■ Assignment
Search the records for the word "JSON" and copy each line in which it appears.

■ Records for this task
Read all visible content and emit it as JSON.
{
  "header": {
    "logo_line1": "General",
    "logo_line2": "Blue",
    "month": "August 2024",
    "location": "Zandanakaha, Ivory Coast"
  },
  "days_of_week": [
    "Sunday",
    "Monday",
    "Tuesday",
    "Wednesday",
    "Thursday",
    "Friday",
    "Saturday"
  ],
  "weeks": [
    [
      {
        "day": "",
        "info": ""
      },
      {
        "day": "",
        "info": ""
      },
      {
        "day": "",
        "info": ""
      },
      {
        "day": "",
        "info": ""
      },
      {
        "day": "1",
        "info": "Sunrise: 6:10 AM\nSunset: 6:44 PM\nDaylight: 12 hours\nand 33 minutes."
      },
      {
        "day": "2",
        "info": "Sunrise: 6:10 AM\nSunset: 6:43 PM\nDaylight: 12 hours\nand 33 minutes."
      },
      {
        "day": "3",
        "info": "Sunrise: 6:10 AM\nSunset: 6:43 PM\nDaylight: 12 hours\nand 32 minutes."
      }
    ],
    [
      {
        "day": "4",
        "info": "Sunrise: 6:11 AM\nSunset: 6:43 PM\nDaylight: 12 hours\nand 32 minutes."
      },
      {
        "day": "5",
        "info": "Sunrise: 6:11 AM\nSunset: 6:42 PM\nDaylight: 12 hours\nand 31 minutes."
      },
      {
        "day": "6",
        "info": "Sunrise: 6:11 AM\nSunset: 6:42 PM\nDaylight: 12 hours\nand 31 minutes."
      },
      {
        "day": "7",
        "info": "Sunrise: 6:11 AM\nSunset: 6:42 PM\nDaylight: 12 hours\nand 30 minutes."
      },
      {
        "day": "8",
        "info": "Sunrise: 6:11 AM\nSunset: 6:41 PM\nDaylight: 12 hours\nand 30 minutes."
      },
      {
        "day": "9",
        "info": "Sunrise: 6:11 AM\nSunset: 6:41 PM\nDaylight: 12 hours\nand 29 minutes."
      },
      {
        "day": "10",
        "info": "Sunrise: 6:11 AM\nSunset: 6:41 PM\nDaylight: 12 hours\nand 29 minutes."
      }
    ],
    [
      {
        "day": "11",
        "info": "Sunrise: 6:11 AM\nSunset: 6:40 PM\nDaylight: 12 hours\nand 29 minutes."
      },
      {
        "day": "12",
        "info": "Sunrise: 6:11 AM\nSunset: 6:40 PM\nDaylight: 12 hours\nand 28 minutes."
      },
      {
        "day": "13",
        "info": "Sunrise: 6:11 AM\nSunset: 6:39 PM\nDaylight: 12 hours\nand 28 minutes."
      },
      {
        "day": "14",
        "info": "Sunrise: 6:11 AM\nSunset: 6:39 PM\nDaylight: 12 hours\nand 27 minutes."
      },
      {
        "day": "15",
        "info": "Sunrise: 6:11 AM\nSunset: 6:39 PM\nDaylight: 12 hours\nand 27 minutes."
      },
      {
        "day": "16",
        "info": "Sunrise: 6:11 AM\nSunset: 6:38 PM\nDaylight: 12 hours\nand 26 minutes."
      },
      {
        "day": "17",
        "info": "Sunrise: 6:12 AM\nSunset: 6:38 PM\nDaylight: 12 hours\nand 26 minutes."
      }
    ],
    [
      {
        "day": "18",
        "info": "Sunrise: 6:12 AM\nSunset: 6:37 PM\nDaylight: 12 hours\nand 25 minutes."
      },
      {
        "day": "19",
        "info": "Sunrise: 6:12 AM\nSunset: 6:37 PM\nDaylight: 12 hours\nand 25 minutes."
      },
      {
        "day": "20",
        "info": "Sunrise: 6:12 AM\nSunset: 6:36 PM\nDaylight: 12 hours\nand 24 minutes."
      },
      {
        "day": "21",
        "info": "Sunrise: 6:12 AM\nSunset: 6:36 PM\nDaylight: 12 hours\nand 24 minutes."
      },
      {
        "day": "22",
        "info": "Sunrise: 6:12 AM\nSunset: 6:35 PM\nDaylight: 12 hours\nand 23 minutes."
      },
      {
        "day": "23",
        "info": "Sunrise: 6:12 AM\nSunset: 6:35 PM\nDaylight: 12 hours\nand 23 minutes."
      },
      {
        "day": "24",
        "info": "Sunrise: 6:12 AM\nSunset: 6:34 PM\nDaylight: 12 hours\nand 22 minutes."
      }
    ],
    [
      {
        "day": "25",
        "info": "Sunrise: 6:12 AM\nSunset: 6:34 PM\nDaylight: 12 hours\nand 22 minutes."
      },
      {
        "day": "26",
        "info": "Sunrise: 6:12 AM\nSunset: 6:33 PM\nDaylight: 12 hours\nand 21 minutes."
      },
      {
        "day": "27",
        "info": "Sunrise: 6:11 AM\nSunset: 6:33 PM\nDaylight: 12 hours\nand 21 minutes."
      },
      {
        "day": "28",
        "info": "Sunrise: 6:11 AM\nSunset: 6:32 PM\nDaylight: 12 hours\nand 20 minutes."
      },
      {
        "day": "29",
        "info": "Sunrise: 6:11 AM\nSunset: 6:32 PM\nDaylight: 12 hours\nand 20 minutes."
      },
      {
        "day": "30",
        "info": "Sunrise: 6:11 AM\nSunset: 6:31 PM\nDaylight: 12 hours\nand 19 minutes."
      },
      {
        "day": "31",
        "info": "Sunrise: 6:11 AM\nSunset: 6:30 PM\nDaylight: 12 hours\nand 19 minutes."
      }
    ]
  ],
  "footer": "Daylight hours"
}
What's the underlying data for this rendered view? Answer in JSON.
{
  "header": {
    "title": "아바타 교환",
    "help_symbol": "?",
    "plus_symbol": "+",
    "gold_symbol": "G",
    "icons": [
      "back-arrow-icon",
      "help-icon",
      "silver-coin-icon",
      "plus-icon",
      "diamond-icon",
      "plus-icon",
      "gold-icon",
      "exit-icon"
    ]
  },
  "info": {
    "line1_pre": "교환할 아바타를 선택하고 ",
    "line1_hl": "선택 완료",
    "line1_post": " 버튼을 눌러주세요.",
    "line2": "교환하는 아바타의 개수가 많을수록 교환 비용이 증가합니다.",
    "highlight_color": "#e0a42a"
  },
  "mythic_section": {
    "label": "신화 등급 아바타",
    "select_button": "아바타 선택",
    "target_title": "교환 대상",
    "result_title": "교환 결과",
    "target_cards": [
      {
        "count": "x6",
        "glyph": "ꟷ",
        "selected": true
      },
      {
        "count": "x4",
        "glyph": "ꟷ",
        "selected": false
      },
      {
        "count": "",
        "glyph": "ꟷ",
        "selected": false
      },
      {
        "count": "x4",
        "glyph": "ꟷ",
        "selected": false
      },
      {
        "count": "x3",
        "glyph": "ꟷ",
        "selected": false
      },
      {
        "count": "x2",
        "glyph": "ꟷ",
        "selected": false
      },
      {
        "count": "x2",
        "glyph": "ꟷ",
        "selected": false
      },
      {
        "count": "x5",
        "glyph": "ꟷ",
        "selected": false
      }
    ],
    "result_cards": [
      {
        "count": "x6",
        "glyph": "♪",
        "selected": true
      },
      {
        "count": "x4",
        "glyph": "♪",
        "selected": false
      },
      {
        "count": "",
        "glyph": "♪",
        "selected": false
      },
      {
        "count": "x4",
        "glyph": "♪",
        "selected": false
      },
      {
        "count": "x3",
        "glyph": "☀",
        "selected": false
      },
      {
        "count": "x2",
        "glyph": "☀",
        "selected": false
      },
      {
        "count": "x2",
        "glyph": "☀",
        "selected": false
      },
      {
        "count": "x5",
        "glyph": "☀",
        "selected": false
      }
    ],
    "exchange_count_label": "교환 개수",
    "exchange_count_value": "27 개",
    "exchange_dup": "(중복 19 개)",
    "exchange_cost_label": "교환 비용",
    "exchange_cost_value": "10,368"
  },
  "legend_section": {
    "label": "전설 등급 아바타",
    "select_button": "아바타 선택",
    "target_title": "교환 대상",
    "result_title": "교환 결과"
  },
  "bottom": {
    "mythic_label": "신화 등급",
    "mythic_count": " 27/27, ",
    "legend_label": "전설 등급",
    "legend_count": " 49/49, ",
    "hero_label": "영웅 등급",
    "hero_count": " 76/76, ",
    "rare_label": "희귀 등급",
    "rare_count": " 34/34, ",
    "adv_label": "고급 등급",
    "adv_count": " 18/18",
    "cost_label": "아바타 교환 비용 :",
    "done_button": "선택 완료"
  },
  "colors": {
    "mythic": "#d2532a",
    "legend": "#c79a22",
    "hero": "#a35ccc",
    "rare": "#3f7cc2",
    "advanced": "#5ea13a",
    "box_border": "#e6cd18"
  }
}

■ Result of the task
Read all visible content and emit it as JSON.
What's the underlying data for this rendered view? Answer in JSON.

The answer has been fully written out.